(November 11, 2015 is Veterans Day)

There is no more haunting, moving, or poignant war memorial than the memorial in Washington, DC commemorating the Vietnam War.  It is certainly not the only haunting, moving, poignant place dealing with war.  But, it is unique.

EFA - Vietnam Veterans Memorial

It is unlike any other war memorial, because of the names on the wall.

More than 58,000 of them.

The Vietnam Veterans Memorial does not convey the same sacred sense as the American Military Cemeteries, located both here and abroad.  Shiloh, Antietam, Gettysburg;  Normandy, Lorraine;  others.  American Military Cemeteries are different, because they are mostly cemeteries located at battlefields.  There are names there, too.

And, the Arlington National Cemetery conveys a separate feeling, because of its size, because of its generational span, because of the Tombs of the Unknowns.

The Vietnam Veterans Memorial conveys somewhat of a similar feeling to the 9/11 memorial in New York City, the Flight 93 memorial in Shanksville, PA, the Pentagon.  Mostly, because the relative recency of those events makes us more conscious of those places and facts.

And, because of the names.

The Battle of the Ia Drang was the first major engagement of US troops in the Vietnam War.  It was the first use of air cavalry, with some of Custer’s 7th Cavalry units reassigned to the 1st Cavalry Division.

The  names of those killed during the Battle of the Ia Drang are found on Panel 3E of the Vietnam Veterans Memorial;  because of the detail with which Gen. Moore and Joe Galloway wrote We Were Soldiers Once…And Young, you recall those names, and their stories.

Men like SP4 Willie Godboldt and Lt. Jack Geoghegan, who died together, one trying to save the other, and are listed, side-by-side, on the wall.

The names are important, and their stories are important;  all of them.

EFA - Rick Rescorla

Because of the detail, you also recall the stories of many of the men who survived the battle.  Men like Congressional Medal of Honor recipients Capt.

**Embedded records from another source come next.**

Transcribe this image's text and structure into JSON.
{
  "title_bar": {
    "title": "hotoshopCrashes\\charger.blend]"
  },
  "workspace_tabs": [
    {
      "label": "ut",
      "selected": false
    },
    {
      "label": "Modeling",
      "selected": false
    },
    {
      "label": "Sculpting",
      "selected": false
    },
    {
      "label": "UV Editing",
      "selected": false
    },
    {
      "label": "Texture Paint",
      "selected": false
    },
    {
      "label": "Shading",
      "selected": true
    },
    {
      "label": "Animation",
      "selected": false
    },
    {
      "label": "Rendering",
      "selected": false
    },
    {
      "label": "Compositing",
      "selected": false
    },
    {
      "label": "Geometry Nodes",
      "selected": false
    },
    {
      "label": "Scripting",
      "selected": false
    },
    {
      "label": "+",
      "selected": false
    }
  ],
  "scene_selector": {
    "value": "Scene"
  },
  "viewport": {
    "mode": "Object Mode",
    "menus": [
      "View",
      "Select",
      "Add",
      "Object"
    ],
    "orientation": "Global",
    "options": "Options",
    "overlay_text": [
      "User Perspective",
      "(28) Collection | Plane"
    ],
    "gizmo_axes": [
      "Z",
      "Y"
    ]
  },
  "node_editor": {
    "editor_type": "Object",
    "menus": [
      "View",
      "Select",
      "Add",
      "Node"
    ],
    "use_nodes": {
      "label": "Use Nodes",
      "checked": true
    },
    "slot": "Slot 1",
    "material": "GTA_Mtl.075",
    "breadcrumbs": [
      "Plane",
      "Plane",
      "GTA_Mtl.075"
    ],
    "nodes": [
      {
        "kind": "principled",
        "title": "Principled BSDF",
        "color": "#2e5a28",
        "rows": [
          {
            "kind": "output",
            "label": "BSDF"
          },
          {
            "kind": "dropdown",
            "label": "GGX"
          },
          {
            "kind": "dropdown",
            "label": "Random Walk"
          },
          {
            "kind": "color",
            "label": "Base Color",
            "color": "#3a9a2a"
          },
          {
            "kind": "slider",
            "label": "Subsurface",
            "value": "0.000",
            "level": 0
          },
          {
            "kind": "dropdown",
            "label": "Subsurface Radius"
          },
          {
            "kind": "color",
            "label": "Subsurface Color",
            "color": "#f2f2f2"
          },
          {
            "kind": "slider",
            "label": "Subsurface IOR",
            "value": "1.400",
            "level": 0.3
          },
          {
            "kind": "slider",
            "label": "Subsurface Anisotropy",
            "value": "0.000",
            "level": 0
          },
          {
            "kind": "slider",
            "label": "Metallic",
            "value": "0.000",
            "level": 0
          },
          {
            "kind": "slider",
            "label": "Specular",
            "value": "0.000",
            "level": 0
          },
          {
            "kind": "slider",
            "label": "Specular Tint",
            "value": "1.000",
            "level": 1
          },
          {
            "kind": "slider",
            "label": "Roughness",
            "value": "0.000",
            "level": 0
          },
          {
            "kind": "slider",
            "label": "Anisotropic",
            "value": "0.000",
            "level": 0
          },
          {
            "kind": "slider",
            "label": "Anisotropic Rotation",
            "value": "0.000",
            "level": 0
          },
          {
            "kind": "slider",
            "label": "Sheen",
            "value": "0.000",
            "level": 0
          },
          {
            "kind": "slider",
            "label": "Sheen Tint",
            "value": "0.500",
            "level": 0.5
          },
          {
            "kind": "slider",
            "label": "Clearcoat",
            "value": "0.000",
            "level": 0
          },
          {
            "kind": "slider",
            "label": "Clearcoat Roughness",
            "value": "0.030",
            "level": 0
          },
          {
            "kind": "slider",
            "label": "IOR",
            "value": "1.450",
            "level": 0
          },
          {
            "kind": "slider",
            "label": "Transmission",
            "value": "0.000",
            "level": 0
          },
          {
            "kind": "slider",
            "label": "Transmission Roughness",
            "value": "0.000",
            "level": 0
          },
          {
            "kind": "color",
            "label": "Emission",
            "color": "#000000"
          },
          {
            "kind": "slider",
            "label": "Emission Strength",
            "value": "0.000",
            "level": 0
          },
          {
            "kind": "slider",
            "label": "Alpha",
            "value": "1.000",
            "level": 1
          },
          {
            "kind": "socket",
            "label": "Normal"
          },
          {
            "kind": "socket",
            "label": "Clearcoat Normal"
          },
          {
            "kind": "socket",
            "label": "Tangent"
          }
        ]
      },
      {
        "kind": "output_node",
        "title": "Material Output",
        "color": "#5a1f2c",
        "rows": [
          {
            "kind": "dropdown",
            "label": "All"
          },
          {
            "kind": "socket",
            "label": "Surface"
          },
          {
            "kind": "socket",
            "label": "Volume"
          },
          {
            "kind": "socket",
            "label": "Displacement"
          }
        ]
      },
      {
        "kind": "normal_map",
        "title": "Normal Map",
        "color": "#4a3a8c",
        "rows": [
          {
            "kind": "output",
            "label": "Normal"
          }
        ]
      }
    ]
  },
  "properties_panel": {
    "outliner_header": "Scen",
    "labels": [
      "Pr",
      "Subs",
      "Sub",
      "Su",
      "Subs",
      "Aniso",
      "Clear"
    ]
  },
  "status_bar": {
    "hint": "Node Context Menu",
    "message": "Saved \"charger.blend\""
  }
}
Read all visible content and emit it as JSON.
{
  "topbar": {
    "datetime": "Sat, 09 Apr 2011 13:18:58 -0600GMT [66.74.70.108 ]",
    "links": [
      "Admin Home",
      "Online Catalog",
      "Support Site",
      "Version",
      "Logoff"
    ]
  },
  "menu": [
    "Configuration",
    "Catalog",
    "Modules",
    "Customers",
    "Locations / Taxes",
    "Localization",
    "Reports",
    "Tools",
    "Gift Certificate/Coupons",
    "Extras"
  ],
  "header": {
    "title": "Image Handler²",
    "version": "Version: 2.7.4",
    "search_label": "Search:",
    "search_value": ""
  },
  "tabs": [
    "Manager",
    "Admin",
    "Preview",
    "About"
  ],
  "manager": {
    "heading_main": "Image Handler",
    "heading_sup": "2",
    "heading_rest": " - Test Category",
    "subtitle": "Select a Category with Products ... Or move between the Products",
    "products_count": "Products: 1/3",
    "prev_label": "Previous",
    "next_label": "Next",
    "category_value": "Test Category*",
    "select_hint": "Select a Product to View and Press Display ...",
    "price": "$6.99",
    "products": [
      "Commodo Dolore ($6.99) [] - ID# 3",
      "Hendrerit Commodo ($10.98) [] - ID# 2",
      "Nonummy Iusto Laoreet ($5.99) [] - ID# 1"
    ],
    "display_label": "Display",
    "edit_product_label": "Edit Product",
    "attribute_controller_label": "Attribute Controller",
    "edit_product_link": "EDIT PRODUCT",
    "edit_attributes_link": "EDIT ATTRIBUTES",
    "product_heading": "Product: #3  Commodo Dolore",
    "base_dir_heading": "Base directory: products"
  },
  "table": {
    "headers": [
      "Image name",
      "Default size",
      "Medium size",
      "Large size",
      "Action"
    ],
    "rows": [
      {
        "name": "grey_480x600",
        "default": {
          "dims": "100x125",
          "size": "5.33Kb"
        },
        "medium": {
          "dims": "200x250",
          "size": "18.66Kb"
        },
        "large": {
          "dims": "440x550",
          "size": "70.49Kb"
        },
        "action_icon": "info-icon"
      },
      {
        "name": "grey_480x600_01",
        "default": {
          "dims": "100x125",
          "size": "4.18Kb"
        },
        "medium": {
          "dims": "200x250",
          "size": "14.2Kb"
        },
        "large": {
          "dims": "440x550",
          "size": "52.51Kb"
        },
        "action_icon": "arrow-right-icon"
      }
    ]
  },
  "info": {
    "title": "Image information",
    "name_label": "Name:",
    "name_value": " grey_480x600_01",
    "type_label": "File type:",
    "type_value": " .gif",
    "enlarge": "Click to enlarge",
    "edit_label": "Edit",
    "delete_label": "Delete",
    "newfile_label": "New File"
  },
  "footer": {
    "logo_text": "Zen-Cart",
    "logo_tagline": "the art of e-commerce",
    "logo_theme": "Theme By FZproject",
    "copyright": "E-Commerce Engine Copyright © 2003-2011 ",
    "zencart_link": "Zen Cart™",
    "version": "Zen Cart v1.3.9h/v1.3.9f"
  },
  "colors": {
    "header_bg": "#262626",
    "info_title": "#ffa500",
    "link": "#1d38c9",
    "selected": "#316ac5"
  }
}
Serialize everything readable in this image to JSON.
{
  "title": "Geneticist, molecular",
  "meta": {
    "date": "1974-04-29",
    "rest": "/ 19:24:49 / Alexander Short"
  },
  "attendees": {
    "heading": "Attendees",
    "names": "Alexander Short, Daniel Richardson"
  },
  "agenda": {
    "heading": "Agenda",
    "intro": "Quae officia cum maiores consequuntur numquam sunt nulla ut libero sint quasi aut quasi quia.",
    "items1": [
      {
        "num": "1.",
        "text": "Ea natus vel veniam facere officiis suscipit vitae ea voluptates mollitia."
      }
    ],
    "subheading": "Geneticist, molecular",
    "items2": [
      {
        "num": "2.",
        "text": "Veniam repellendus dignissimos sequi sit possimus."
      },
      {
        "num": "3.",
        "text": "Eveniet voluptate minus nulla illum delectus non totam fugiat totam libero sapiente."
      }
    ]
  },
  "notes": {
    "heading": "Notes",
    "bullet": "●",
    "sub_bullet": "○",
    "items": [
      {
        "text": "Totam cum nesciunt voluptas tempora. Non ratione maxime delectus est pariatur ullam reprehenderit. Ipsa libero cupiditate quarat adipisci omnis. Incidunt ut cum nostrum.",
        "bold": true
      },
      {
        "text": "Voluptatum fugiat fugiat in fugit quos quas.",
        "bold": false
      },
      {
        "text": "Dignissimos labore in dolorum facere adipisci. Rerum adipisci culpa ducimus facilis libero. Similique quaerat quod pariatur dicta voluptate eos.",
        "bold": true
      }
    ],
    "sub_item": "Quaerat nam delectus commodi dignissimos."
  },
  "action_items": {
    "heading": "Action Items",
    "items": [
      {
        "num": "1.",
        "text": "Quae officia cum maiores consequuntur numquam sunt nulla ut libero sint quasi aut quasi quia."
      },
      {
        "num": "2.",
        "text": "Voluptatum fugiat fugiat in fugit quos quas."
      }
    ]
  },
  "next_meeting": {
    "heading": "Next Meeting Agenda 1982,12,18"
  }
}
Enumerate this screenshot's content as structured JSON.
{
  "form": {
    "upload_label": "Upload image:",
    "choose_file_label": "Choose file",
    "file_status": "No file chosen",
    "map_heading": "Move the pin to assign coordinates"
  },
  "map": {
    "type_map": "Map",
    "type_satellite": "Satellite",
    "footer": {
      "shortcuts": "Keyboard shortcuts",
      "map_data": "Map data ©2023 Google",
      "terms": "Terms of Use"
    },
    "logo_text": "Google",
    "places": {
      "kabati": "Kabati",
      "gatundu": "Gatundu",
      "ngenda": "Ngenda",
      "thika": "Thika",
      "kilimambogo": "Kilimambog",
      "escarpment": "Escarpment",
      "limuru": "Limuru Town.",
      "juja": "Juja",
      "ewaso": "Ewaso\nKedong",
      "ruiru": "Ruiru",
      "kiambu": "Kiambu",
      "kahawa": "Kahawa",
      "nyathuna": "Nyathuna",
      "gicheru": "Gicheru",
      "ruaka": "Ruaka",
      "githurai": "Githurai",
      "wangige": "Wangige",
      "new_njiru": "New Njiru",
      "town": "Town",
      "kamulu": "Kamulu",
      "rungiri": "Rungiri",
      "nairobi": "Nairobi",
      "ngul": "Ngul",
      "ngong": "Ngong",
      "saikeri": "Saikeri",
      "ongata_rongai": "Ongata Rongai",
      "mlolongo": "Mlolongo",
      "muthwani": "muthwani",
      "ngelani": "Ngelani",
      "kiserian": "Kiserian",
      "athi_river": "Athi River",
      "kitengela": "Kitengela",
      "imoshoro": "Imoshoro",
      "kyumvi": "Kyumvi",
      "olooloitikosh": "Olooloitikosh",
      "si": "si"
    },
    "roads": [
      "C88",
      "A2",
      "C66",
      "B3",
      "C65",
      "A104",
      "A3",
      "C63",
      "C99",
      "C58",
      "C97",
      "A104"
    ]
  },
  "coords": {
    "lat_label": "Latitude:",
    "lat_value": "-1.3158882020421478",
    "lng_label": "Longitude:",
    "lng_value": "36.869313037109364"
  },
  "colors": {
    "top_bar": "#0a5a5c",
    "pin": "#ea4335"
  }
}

Ed Freeman and Major Bruce Crandall.  Men like 2Lt Rick Rescorla, who’s photograph (above) was taken during the battle, and who died more than three decades later in the attack on the World Trade Center on 9/11.

The Vietnam War would continue for almost ten years after the Ia Drang.  There would be Tet, Khe Sanh, many other engagements.  At the time of this battle, I was a 15 year-old high school kid.  By the time I graduated from college in 1972, the draft lottery was only being called up to number 95;  I was number 98.  My backup plan was OCS;  I didn’t have to go, so I didn’t.  I regret that decision.  Someone who fought in the Ia Drang later told me that by 1973, my involvement would have been pointless;  nevertheless, I regret that decision.


The Battle of the Ia Drang Valley was a series of engagements during the Vietnam War that occurred November 14-18, 1965, 50 years ago this week;  the battle was chronicled in the book We Were Soldiers Once…And Young, by Lt. Gen. Hal G. Moore and Joseph L. Galloway.  It is the finest account of battle I have ever read.

Veterans, thank you for all you have done.